*Your goal:*
The copy has to match the data exactly and leave out every picture.

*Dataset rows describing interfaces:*
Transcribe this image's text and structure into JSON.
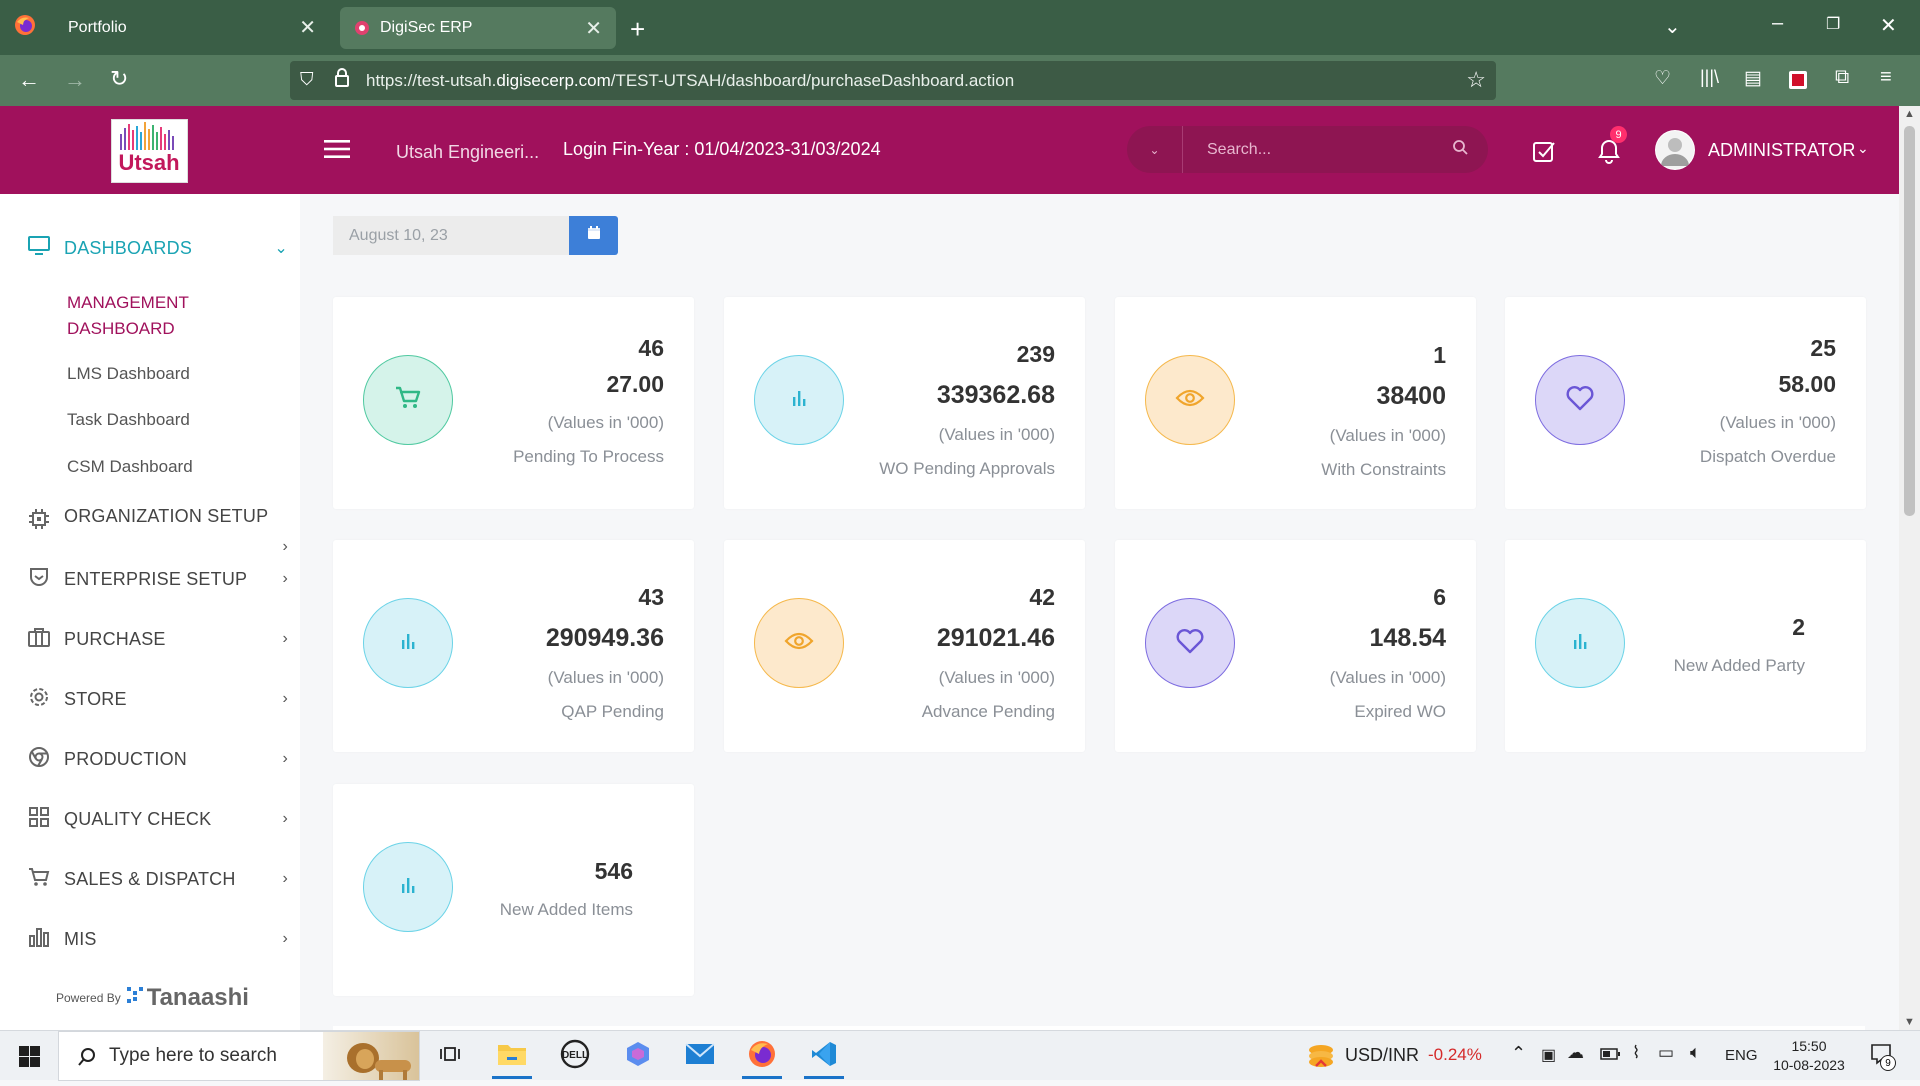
{
  "browser": {
    "tabs": [
      {
        "title": "Portfolio"
      },
      {
        "title": "DigiSec ERP"
      }
    ],
    "url_prefix": "https://test-utsah.",
    "url_domain": "digisecerp.com",
    "url_path": "/TEST-UTSAH/dashboard/purchaseDashboard.action"
  },
  "header": {
    "company": "Utsah Engineeri...",
    "fin_year": "Login Fin-Year : 01/04/2023-31/03/2024",
    "search_placeholder": "Search...",
    "notification_count": "9",
    "user": "ADMINISTRATOR",
    "logo_text": "Utsah"
  },
  "sidebar": {
    "items": [
      {
        "label": "DASHBOARDS",
        "icon": "monitor-icon"
      },
      {
        "label": "ORGANIZATION SETUP",
        "icon": "cpu-icon"
      },
      {
        "label": "ENTERPRISE SETUP",
        "icon": "shield-icon"
      },
      {
        "label": "PURCHASE",
        "icon": "briefcase-icon"
      },
      {
        "label": "STORE",
        "icon": "gear-icon"
      },
      {
        "label": "PRODUCTION",
        "icon": "chrome-icon"
      },
      {
        "label": "QUALITY CHECK",
        "icon": "grid-icon"
      },
      {
        "label": "SALES & DISPATCH",
        "icon": "cart-icon"
      },
      {
        "label": "MIS",
        "icon": "bar-chart-icon"
      }
    ],
    "sub_items": [
      {
        "label": "MANAGEMENT DASHBOARD"
      },
      {
        "label": "LMS Dashboard"
      },
      {
        "label": "Task Dashboard"
      },
      {
        "label": "CSM Dashboard"
      }
    ],
    "powered_by": "Powered By",
    "powered_brand": "Tanaashi"
  },
  "date_filter": {
    "value": "August 10, 23"
  },
  "values_note": "(Values in '000)",
  "cards": [
    {
      "count": "46",
      "amount": "27.00",
      "note": "(Values in '000)",
      "label": "Pending To Process",
      "icon": "cart-icon",
      "color": "#4fc9a0"
    },
    {
      "count": "239",
      "amount": "339362.68",
      "note": "(Values in '000)",
      "label": "WO Pending Approvals",
      "icon": "bar-chart-icon",
      "color": "#6bd3e7"
    },
    {
      "count": "1",
      "amount": "38400",
      "note": "(Values in '000)",
      "label": "With Constraints",
      "icon": "eye-icon",
      "color": "#f5b84b"
    },
    {
      "count": "25",
      "amount": "58.00",
      "note": "(Values in '000)",
      "label": "Dispatch Overdue",
      "icon": "heart-icon",
      "color": "#7d6ce0"
    },
    {
      "count": "43",
      "amount": "290949.36",
      "note": "(Values in '000)",
      "label": "QAP Pending",
      "icon": "bar-chart-icon",
      "color": "#6bd3e7"
    },
    {
      "count": "42",
      "amount": "291021.46",
      "note": "(Values in '000)",
      "label": "Advance Pending",
      "icon": "eye-icon",
      "color": "#f5b84b"
    },
    {
      "count": "6",
      "amount": "148.54",
      "note": "(Values in '000)",
      "label": "Expired WO",
      "icon": "heart-icon",
      "color": "#7d6ce0"
    },
    {
      "count": "2",
      "label": "New Added Party",
      "icon": "bar-chart-icon",
      "color": "#6bd3e7"
    },
    {
      "count": "546",
      "label": "New Added Items",
      "icon": "bar-chart-icon",
      "color": "#6bd3e7"
    }
  ],
  "taskbar": {
    "search_placeholder": "Type here to search",
    "fx_label": "USD/INR",
    "fx_change": "-0.24%",
    "lang": "ENG",
    "time": "15:50",
    "date": "10-08-2023",
    "notif_count": "9"
  },
  "colors": {
    "brand": "#a0115c",
    "accent": "#1aa3b3",
    "active_sub": "#a0115c"
  }
}
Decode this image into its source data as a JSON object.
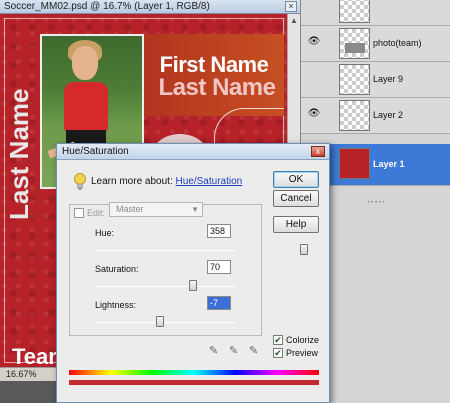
{
  "document": {
    "title": "Soccer_MM02.psd @ 16.7% (Layer 1, RGB/8)",
    "close_glyph": "×",
    "canvas_text": {
      "first_name": "First Name",
      "last_name": "Last Name",
      "vertical_name": "Last Name",
      "team": "Team"
    },
    "zoom_level": "16.67%"
  },
  "layers": [
    {
      "name": "",
      "thumbnail": "transparent",
      "visible": false
    },
    {
      "name": "photo(team)",
      "thumbnail": "team",
      "visible": true
    },
    {
      "name": "Layer 9",
      "thumbnail": "transparent",
      "visible": false
    },
    {
      "name": "Layer 2",
      "thumbnail": "transparent",
      "visible": true
    },
    {
      "name": "Layer 1",
      "thumbnail": "red",
      "visible": true,
      "selected": true
    }
  ],
  "dialog": {
    "title": "Hue/Saturation",
    "close_glyph": "x",
    "learn_prefix": "Learn more about:",
    "learn_link": "Hue/Saturation",
    "buttons": {
      "ok": "OK",
      "cancel": "Cancel",
      "help": "Help"
    },
    "edit_label": "Edit:",
    "edit_value": "Master",
    "hue": {
      "label": "Hue:",
      "value": "358",
      "min": -180,
      "max": 180
    },
    "saturation": {
      "label": "Saturation:",
      "value": "70",
      "min": 0,
      "max": 100
    },
    "lightness": {
      "label": "Lightness:",
      "value": "-7",
      "min": -100,
      "max": 100
    },
    "colorize": {
      "label": "Colorize",
      "checked": true
    },
    "preview": {
      "label": "Preview",
      "checked": true
    }
  },
  "colors": {
    "canvas_red": "#b72229",
    "selected_layer": "#3d7ad8",
    "link": "#1a3fbd"
  }
}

*Solution for this problem:*
Transcribe this image's text and structure into JSON.
{
  "browser": {
    "tabs": [
      {
        "title": "Portfolio"
      },
      {
        "title": "DigiSec ERP"
      }
    ],
    "url_prefix": "https://test-utsah.",
    "url_domain": "digisecerp.com",
    "url_path": "/TEST-UTSAH/dashboard/purchaseDashboard.action"
  },
  "header": {
    "company": "Utsah Engineeri...",
    "fin_year": "Login Fin-Year : 01/04/2023-31/03/2024",
    "search_placeholder": "Search...",
    "notification_count": "9",
    "user": "ADMINISTRATOR",
    "logo_text": "Utsah"
  },
  "sidebar": {
    "items": [
      {
        "label": "DASHBOARDS",
        "icon": "monitor-icon"
      },
      {
        "label": "ORGANIZATION SETUP",
        "icon": "cpu-icon"
      },
      {
        "label": "ENTERPRISE SETUP",
        "icon": "shield-icon"
      },
      {
        "label": "PURCHASE",
        "icon": "briefcase-icon"
      },
      {
        "label": "STORE",
        "icon": "gear-icon"
      },
      {
        "label": "PRODUCTION",
        "icon": "chrome-icon"
      },
      {
        "label": "QUALITY CHECK",
        "icon": "grid-icon"
      },
      {
        "label": "SALES & DISPATCH",
        "icon": "cart-icon"
      },
      {
        "label": "MIS",
        "icon": "bar-chart-icon"
      }
    ],
    "sub_items": [
      {
        "label": "MANAGEMENT DASHBOARD"
      },
      {
        "label": "LMS Dashboard"
      },
      {
        "label": "Task Dashboard"
      },
      {
        "label": "CSM Dashboard"
      }
    ],
    "powered_by": "Powered By",
    "powered_brand": "Tanaashi"
  },
  "date_filter": {
    "value": "August 10, 23"
  },
  "values_note": "(Values in '000)",
  "cards": [
    {
      "count": "46",
      "amount": "27.00",
      "note": "(Values in '000)",
      "label": "Pending To Process",
      "icon": "cart-icon",
      "color": "#4fc9a0"
    },
    {
      "count": "239",
      "amount": "339362.68",
      "note": "(Values in '000)",
      "label": "WO Pending Approvals",
      "icon": "bar-chart-icon",
      "color": "#6bd3e7"
    },
    {
      "count": "1",
      "amount": "38400",
      "note": "(Values in '000)",
      "label": "With Constraints",
      "icon": "eye-icon",
      "color": "#f5b84b"
    },
    {
      "count": "25",
      "amount": "58.00",
      "note": "(Values in '000)",
      "label": "Dispatch Overdue",
      "icon": "heart-icon",
      "color": "#7d6ce0"
    },
    {
      "count": "43",
      "amount": "290949.36",
      "note": "(Values in '000)",
      "label": "QAP Pending",
      "icon": "bar-chart-icon",
      "color": "#6bd3e7"
    },
    {
      "count": "42",
      "amount": "291021.46",
      "note": "(Values in '000)",
      "label": "Advance Pending",
      "icon": "eye-icon",
      "color": "#f5b84b"
    },
    {
      "count": "6",
      "amount": "148.54",
      "note": "(Values in '000)",
      "label": "Expired WO",
      "icon": "heart-icon",
      "color": "#7d6ce0"
    },
    {
      "count": "2",
      "label": "New Added Party",
      "icon": "bar-chart-icon",
      "color": "#6bd3e7"
    },
    {
      "count": "546",
      "label": "New Added Items",
      "icon": "bar-chart-icon",
      "color": "#6bd3e7"
    }
  ],
  "taskbar": {
    "search_placeholder": "Type here to search",
    "fx_label": "USD/INR",
    "fx_change": "-0.24%",
    "lang": "ENG",
    "time": "15:50",
    "date": "10-08-2023",
    "notif_count": "9"
  },
  "colors": {
    "brand": "#a0115c",
    "accent": "#1aa3b3",
    "active_sub": "#a0115c"
  }
}
Decode this image into its source data as a JSON object.
{
  "document": {
    "title": "Soccer_MM02.psd @ 16.7% (Layer 1, RGB/8)",
    "close_glyph": "×",
    "canvas_text": {
      "first_name": "First Name",
      "last_name": "Last Name",
      "vertical_name": "Last Name",
      "team": "Team"
    },
    "zoom_level": "16.67%"
  },
  "layers": [
    {
      "name": "",
      "thumbnail": "transparent",
      "visible": false
    },
    {
      "name": "photo(team)",
      "thumbnail": "team",
      "visible": true
    },
    {
      "name": "Layer 9",
      "thumbnail": "transparent",
      "visible": false
    },
    {
      "name": "Layer 2",
      "thumbnail": "transparent",
      "visible": true
    },
    {
      "name": "Layer 1",
      "thumbnail": "red",
      "visible": true,
      "selected": true
    }
  ],
  "dialog": {
    "title": "Hue/Saturation",
    "close_glyph": "x",
    "learn_prefix": "Learn more about:",
    "learn_link": "Hue/Saturation",
    "buttons": {
      "ok": "OK",
      "cancel": "Cancel",
      "help": "Help"
    },
    "edit_label": "Edit:",
    "edit_value": "Master",
    "hue": {
      "label": "Hue:",
      "value": "358",
      "min": -180,
      "max": 180
    },
    "saturation": {
      "label": "Saturation:",
      "value": "70",
      "min": 0,
      "max": 100
    },
    "lightness": {
      "label": "Lightness:",
      "value": "-7",
      "min": -100,
      "max": 100
    },
    "colorize": {
      "label": "Colorize",
      "checked": true
    },
    "preview": {
      "label": "Preview",
      "checked": true
    }
  },
  "colors": {
    "canvas_red": "#b72229",
    "selected_layer": "#3d7ad8",
    "link": "#1a3fbd"
  }
}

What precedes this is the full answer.